The data below is to be copied exactly, line by line.

=== Begin Enclosure ===

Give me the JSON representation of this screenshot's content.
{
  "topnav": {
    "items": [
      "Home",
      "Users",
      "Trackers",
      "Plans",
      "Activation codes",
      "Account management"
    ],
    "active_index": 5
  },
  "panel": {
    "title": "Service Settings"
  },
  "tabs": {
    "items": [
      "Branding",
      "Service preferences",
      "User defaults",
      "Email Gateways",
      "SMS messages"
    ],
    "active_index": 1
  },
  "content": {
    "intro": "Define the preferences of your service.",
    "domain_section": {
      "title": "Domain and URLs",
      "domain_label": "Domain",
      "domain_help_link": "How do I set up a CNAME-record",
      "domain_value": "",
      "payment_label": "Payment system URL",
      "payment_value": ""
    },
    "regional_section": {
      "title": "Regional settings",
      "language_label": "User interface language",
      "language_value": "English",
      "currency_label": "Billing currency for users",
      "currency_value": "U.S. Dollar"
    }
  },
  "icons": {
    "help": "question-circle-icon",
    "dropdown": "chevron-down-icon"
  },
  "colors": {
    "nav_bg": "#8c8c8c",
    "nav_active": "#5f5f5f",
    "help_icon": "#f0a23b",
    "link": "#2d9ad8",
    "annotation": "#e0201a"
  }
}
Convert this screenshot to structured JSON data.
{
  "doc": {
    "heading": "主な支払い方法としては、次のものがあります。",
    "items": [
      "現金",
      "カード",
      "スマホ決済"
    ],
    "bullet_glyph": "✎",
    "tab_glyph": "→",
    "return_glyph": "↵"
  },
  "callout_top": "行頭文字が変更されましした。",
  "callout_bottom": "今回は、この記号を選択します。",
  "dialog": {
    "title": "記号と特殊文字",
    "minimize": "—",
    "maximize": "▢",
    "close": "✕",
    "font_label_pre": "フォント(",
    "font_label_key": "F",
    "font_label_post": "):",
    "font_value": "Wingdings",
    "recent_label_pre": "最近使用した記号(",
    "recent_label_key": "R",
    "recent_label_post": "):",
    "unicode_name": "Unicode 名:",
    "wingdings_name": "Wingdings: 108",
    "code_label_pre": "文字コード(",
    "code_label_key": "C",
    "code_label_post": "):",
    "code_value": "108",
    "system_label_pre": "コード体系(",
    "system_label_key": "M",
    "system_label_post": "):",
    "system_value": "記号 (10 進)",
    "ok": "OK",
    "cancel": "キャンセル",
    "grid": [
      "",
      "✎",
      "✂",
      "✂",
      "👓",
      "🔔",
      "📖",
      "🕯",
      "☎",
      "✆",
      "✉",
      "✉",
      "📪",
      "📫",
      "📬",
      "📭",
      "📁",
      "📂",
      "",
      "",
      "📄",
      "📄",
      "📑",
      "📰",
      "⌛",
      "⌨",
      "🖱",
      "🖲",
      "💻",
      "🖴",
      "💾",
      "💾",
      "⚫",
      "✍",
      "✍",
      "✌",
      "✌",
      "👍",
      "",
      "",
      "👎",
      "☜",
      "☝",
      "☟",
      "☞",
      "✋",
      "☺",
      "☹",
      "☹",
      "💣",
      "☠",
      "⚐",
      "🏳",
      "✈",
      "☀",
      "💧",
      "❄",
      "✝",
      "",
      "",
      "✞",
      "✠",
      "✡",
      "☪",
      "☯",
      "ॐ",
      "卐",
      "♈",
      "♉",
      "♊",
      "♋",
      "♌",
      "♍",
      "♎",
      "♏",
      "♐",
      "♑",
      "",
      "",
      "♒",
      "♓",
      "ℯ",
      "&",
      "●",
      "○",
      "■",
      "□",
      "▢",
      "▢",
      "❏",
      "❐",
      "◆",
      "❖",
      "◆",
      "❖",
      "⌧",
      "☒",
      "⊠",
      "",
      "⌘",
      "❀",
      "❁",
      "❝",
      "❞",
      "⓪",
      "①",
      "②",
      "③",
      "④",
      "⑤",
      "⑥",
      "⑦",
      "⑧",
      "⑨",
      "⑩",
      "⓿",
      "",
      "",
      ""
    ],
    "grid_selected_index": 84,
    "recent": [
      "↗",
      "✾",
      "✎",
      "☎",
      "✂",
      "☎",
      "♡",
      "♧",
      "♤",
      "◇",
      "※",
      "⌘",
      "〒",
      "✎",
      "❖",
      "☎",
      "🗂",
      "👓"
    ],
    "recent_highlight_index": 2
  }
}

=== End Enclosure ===

** RESPONSE **
Give me the JSON representation of this screenshot's content.
{
  "topnav": {
    "items": [
      "Home",
      "Users",
      "Trackers",
      "Plans",
      "Activation codes",
      "Account management"
    ],
    "active_index": 5
  },
  "panel": {
    "title": "Service Settings"
  },
  "tabs": {
    "items": [
      "Branding",
      "Service preferences",
      "User defaults",
      "Email Gateways",
      "SMS messages"
    ],
    "active_index": 1
  },
  "content": {
    "intro": "Define the preferences of your service.",
    "domain_section": {
      "title": "Domain and URLs",
      "domain_label": "Domain",
      "domain_help_link": "How do I set up a CNAME-record",
      "domain_value": "",
      "payment_label": "Payment system URL",
      "payment_value": ""
    },
    "regional_section": {
      "title": "Regional settings",
      "language_label": "User interface language",
      "language_value": "English",
      "currency_label": "Billing currency for users",
      "currency_value": "U.S. Dollar"
    }
  },
  "icons": {
    "help": "question-circle-icon",
    "dropdown": "chevron-down-icon"
  },
  "colors": {
    "nav_bg": "#8c8c8c",
    "nav_active": "#5f5f5f",
    "help_icon": "#f0a23b",
    "link": "#2d9ad8",
    "annotation": "#e0201a"
  }
}
Convert this screenshot to structured JSON data.
{
  "doc": {
    "heading": "主な支払い方法としては、次のものがあります。",
    "items": [
      "現金",
      "カード",
      "スマホ決済"
    ],
    "bullet_glyph": "✎",
    "tab_glyph": "→",
    "return_glyph": "↵"
  },
  "callout_top": "行頭文字が変更されましした。",
  "callout_bottom": "今回は、この記号を選択します。",
  "dialog": {
    "title": "記号と特殊文字",
    "minimize": "—",
    "maximize": "▢",
    "close": "✕",
    "font_label_pre": "フォント(",
    "font_label_key": "F",
    "font_label_post": "):",
    "font_value": "Wingdings",
    "recent_label_pre": "最近使用した記号(",
    "recent_label_key": "R",
    "recent_label_post": "):",
    "unicode_name": "Unicode 名:",
    "wingdings_name": "Wingdings: 108",
    "code_label_pre": "文字コード(",
    "code_label_key": "C",
    "code_label_post": "):",
    "code_value": "108",
    "system_label_pre": "コード体系(",
    "system_label_key": "M",
    "system_label_post": "):",
    "system_value": "記号 (10 進)",
    "ok": "OK",
    "cancel": "キャンセル",
    "grid": [
      "",
      "✎",
      "✂",
      "✂",
      "👓",
      "🔔",
      "📖",
      "🕯",
      "☎",
      "✆",
      "✉",
      "✉",
      "📪",
      "📫",
      "📬",
      "📭",
      "📁",
      "📂",
      "",
      "",
      "📄",
      "📄",
      "📑",
      "📰",
      "⌛",
      "⌨",
      "🖱",
      "🖲",
      "💻",
      "🖴",
      "💾",
      "💾",
      "⚫",
      "✍",
      "✍",
      "✌",
      "✌",
      "👍",
      "",
      "",
      "👎",
      "☜",
      "☝",
      "☟",
      "☞",
      "✋",
      "☺",
      "☹",
      "☹",
      "💣",
      "☠",
      "⚐",
      "🏳",
      "✈",
      "☀",
      "💧",
      "❄",
      "✝",
      "",
      "",
      "✞",
      "✠",
      "✡",
      "☪",
      "☯",
      "ॐ",
      "卐",
      "♈",
      "♉",
      "♊",
      "♋",
      "♌",
      "♍",
      "♎",
      "♏",
      "♐",
      "♑",
      "",
      "",
      "♒",
      "♓",
      "ℯ",
      "&",
      "●",
      "○",
      "■",
      "□",
      "▢",
      "▢",
      "❏",
      "❐",
      "◆",
      "❖",
      "◆",
      "❖",
      "⌧",
      "☒",
      "⊠",
      "",
      "⌘",
      "❀",
      "❁",
      "❝",
      "❞",
      "⓪",
      "①",
      "②",
      "③",
      "④",
      "⑤",
      "⑥",
      "⑦",
      "⑧",
      "⑨",
      "⑩",
      "⓿",
      "",
      "",
      ""
    ],
    "grid_selected_index": 84,
    "recent": [
      "↗",
      "✾",
      "✎",
      "☎",
      "✂",
      "☎",
      "♡",
      "♧",
      "♤",
      "◇",
      "※",
      "⌘",
      "〒",
      "✎",
      "❖",
      "☎",
      "🗂",
      "👓"
    ],
    "recent_highlight_index": 2
  }
}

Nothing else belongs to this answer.